**TASK BRIEF**
Produce an exact copy of the data below.

Stored records:
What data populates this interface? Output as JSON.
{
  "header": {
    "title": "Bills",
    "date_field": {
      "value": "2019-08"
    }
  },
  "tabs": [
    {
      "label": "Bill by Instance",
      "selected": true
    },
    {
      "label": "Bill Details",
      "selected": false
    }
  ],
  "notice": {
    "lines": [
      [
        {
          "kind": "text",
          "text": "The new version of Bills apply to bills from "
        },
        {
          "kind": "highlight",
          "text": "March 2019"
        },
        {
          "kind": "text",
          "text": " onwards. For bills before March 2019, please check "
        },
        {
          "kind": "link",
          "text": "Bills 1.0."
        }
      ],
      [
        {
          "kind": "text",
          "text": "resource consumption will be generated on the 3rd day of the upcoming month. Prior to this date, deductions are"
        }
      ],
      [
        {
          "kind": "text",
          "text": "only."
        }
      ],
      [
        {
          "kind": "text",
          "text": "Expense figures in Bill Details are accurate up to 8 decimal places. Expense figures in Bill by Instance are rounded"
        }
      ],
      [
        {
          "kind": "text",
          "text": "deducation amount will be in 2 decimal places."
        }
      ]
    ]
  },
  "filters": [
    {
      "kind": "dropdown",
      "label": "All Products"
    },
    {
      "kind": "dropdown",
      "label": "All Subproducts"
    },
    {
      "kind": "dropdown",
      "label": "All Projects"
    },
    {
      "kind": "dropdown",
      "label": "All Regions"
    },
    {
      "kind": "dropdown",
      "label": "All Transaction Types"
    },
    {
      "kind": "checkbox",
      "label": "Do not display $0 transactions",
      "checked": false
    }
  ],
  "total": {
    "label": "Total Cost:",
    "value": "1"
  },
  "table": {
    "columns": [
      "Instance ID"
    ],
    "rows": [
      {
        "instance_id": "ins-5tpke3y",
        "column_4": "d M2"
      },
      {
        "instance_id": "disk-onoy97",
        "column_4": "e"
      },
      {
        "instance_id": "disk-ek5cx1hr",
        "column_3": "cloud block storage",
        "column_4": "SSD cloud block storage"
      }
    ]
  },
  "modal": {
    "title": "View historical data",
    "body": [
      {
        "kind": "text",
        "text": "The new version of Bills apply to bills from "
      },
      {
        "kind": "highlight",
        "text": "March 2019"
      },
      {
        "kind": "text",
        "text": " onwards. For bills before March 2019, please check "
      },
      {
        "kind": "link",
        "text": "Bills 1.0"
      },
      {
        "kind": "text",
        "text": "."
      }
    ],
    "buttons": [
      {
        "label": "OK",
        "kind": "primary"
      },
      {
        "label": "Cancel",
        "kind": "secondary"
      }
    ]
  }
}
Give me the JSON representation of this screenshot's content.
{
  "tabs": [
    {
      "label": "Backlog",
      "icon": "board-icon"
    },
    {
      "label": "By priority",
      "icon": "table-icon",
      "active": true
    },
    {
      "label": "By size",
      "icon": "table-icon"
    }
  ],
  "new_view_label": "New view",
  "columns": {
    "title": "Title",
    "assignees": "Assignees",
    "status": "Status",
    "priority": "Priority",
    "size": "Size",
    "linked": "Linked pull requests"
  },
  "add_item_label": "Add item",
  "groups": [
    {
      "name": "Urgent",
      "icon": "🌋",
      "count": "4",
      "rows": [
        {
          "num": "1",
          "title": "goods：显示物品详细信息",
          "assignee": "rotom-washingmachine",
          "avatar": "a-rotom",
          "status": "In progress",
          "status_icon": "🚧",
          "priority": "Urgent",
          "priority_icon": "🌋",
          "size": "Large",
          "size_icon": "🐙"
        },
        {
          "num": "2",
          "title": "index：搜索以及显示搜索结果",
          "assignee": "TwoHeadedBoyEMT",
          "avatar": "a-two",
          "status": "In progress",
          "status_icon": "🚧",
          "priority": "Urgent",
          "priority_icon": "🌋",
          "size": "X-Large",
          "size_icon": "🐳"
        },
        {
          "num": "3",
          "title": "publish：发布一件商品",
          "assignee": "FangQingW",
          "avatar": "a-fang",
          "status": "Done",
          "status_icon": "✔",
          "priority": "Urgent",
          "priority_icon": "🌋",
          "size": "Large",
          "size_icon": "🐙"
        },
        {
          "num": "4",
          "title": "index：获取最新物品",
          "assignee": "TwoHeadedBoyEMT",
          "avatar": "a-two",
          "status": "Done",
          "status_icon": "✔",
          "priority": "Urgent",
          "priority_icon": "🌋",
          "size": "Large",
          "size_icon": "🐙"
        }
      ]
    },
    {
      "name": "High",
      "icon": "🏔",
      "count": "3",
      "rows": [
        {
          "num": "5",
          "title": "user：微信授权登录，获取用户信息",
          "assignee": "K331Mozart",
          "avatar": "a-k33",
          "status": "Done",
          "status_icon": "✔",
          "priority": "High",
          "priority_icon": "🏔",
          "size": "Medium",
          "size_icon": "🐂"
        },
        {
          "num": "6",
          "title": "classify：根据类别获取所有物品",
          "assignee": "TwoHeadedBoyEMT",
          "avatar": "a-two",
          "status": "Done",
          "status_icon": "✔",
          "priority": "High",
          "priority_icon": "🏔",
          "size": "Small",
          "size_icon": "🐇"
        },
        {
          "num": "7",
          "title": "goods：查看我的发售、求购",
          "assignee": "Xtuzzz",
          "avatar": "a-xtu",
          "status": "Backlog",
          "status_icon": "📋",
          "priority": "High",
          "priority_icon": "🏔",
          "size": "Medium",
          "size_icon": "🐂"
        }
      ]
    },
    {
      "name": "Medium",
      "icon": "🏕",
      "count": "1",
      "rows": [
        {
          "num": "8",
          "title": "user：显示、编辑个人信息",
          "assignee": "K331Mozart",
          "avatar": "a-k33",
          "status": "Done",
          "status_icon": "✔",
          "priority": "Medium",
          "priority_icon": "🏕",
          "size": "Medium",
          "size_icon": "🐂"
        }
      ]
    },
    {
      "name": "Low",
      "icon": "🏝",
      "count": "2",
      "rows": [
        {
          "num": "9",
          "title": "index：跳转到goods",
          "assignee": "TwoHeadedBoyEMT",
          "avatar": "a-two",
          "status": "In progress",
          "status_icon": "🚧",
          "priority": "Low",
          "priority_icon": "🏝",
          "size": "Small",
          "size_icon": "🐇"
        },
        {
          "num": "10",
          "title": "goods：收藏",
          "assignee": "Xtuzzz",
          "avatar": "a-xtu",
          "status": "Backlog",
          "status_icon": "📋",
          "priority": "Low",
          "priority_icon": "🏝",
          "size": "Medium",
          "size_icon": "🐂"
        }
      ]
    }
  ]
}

**TASK RESPONSE**
What data populates this interface? Output as JSON.
{
  "header": {
    "title": "Bills",
    "date_field": {
      "value": "2019-08"
    }
  },
  "tabs": [
    {
      "label": "Bill by Instance",
      "selected": true
    },
    {
      "label": "Bill Details",
      "selected": false
    }
  ],
  "notice": {
    "lines": [
      [
        {
          "kind": "text",
          "text": "The new version of Bills apply to bills from "
        },
        {
          "kind": "highlight",
          "text": "March 2019"
        },
        {
          "kind": "text",
          "text": " onwards. For bills before March 2019, please check "
        },
        {
          "kind": "link",
          "text": "Bills 1.0."
        }
      ],
      [
        {
          "kind": "text",
          "text": "resource consumption will be generated on the 3rd day of the upcoming month. Prior to this date, deductions are"
        }
      ],
      [
        {
          "kind": "text",
          "text": "only."
        }
      ],
      [
        {
          "kind": "text",
          "text": "Expense figures in Bill Details are accurate up to 8 decimal places. Expense figures in Bill by Instance are rounded"
        }
      ],
      [
        {
          "kind": "text",
          "text": "deducation amount will be in 2 decimal places."
        }
      ]
    ]
  },
  "filters": [
    {
      "kind": "dropdown",
      "label": "All Products"
    },
    {
      "kind": "dropdown",
      "label": "All Subproducts"
    },
    {
      "kind": "dropdown",
      "label": "All Projects"
    },
    {
      "kind": "dropdown",
      "label": "All Regions"
    },
    {
      "kind": "dropdown",
      "label": "All Transaction Types"
    },
    {
      "kind": "checkbox",
      "label": "Do not display $0 transactions",
      "checked": false
    }
  ],
  "total": {
    "label": "Total Cost:",
    "value": "1"
  },
  "table": {
    "columns": [
      "Instance ID"
    ],
    "rows": [
      {
        "instance_id": "ins-5tpke3y",
        "column_4": "d M2"
      },
      {
        "instance_id": "disk-onoy97",
        "column_4": "e"
      },
      {
        "instance_id": "disk-ek5cx1hr",
        "column_3": "cloud block storage",
        "column_4": "SSD cloud block storage"
      }
    ]
  },
  "modal": {
    "title": "View historical data",
    "body": [
      {
        "kind": "text",
        "text": "The new version of Bills apply to bills from "
      },
      {
        "kind": "highlight",
        "text": "March 2019"
      },
      {
        "kind": "text",
        "text": " onwards. For bills before March 2019, please check "
      },
      {
        "kind": "link",
        "text": "Bills 1.0"
      },
      {
        "kind": "text",
        "text": "."
      }
    ],
    "buttons": [
      {
        "label": "OK",
        "kind": "primary"
      },
      {
        "label": "Cancel",
        "kind": "secondary"
      }
    ]
  }
}
Give me the JSON representation of this screenshot's content.
{
  "tabs": [
    {
      "label": "Backlog",
      "icon": "board-icon"
    },
    {
      "label": "By priority",
      "icon": "table-icon",
      "active": true
    },
    {
      "label": "By size",
      "icon": "table-icon"
    }
  ],
  "new_view_label": "New view",
  "columns": {
    "title": "Title",
    "assignees": "Assignees",
    "status": "Status",
    "priority": "Priority",
    "size": "Size",
    "linked": "Linked pull requests"
  },
  "add_item_label": "Add item",
  "groups": [
    {
      "name": "Urgent",
      "icon": "🌋",
      "count": "4",
      "rows": [
        {
          "num": "1",
          "title": "goods：显示物品详细信息",
          "assignee": "rotom-washingmachine",
          "avatar": "a-rotom",
          "status": "In progress",
          "status_icon": "🚧",
          "priority": "Urgent",
          "priority_icon": "🌋",
          "size": "Large",
          "size_icon": "🐙"
        },
        {
          "num": "2",
          "title": "index：搜索以及显示搜索结果",
          "assignee": "TwoHeadedBoyEMT",
          "avatar": "a-two",
          "status": "In progress",
          "status_icon": "🚧",
          "priority": "Urgent",
          "priority_icon": "🌋",
          "size": "X-Large",
          "size_icon": "🐳"
        },
        {
          "num": "3",
          "title": "publish：发布一件商品",
          "assignee": "FangQingW",
          "avatar": "a-fang",
          "status": "Done",
          "status_icon": "✔",
          "priority": "Urgent",
          "priority_icon": "🌋",
          "size": "Large",
          "size_icon": "🐙"
        },
        {
          "num": "4",
          "title": "index：获取最新物品",
          "assignee": "TwoHeadedBoyEMT",
          "avatar": "a-two",
          "status": "Done",
          "status_icon": "✔",
          "priority": "Urgent",
          "priority_icon": "🌋",
          "size": "Large",
          "size_icon": "🐙"
        }
      ]
    },
    {
      "name": "High",
      "icon": "🏔",
      "count": "3",
      "rows": [
        {
          "num": "5",
          "title": "user：微信授权登录，获取用户信息",
          "assignee": "K331Mozart",
          "avatar": "a-k33",
          "status": "Done",
          "status_icon": "✔",
          "priority": "High",
          "priority_icon": "🏔",
          "size": "Medium",
          "size_icon": "🐂"
        },
        {
          "num": "6",
          "title": "classify：根据类别获取所有物品",
          "assignee": "TwoHeadedBoyEMT",
          "avatar": "a-two",
          "status": "Done",
          "status_icon": "✔",
          "priority": "High",
          "priority_icon": "🏔",
          "size": "Small",
          "size_icon": "🐇"
        },
        {
          "num": "7",
          "title": "goods：查看我的发售、求购",
          "assignee": "Xtuzzz",
          "avatar": "a-xtu",
          "status": "Backlog",
          "status_icon": "📋",
          "priority": "High",
          "priority_icon": "🏔",
          "size": "Medium",
          "size_icon": "🐂"
        }
      ]
    },
    {
      "name": "Medium",
      "icon": "🏕",
      "count": "1",
      "rows": [
        {
          "num": "8",
          "title": "user：显示、编辑个人信息",
          "assignee": "K331Mozart",
          "avatar": "a-k33",
          "status": "Done",
          "status_icon": "✔",
          "priority": "Medium",
          "priority_icon": "🏕",
          "size": "Medium",
          "size_icon": "🐂"
        }
      ]
    },
    {
      "name": "Low",
      "icon": "🏝",
      "count": "2",
      "rows": [
        {
          "num": "9",
          "title": "index：跳转到goods",
          "assignee": "TwoHeadedBoyEMT",
          "avatar": "a-two",
          "status": "In progress",
          "status_icon": "🚧",
          "priority": "Low",
          "priority_icon": "🏝",
          "size": "Small",
          "size_icon": "🐇"
        },
        {
          "num": "10",
          "title": "goods：收藏",
          "assignee": "Xtuzzz",
          "avatar": "a-xtu",
          "status": "Backlog",
          "status_icon": "📋",
          "priority": "Low",
          "priority_icon": "🏝",
          "size": "Medium",
          "size_icon": "🐂"
        }
      ]
    }
  ]
}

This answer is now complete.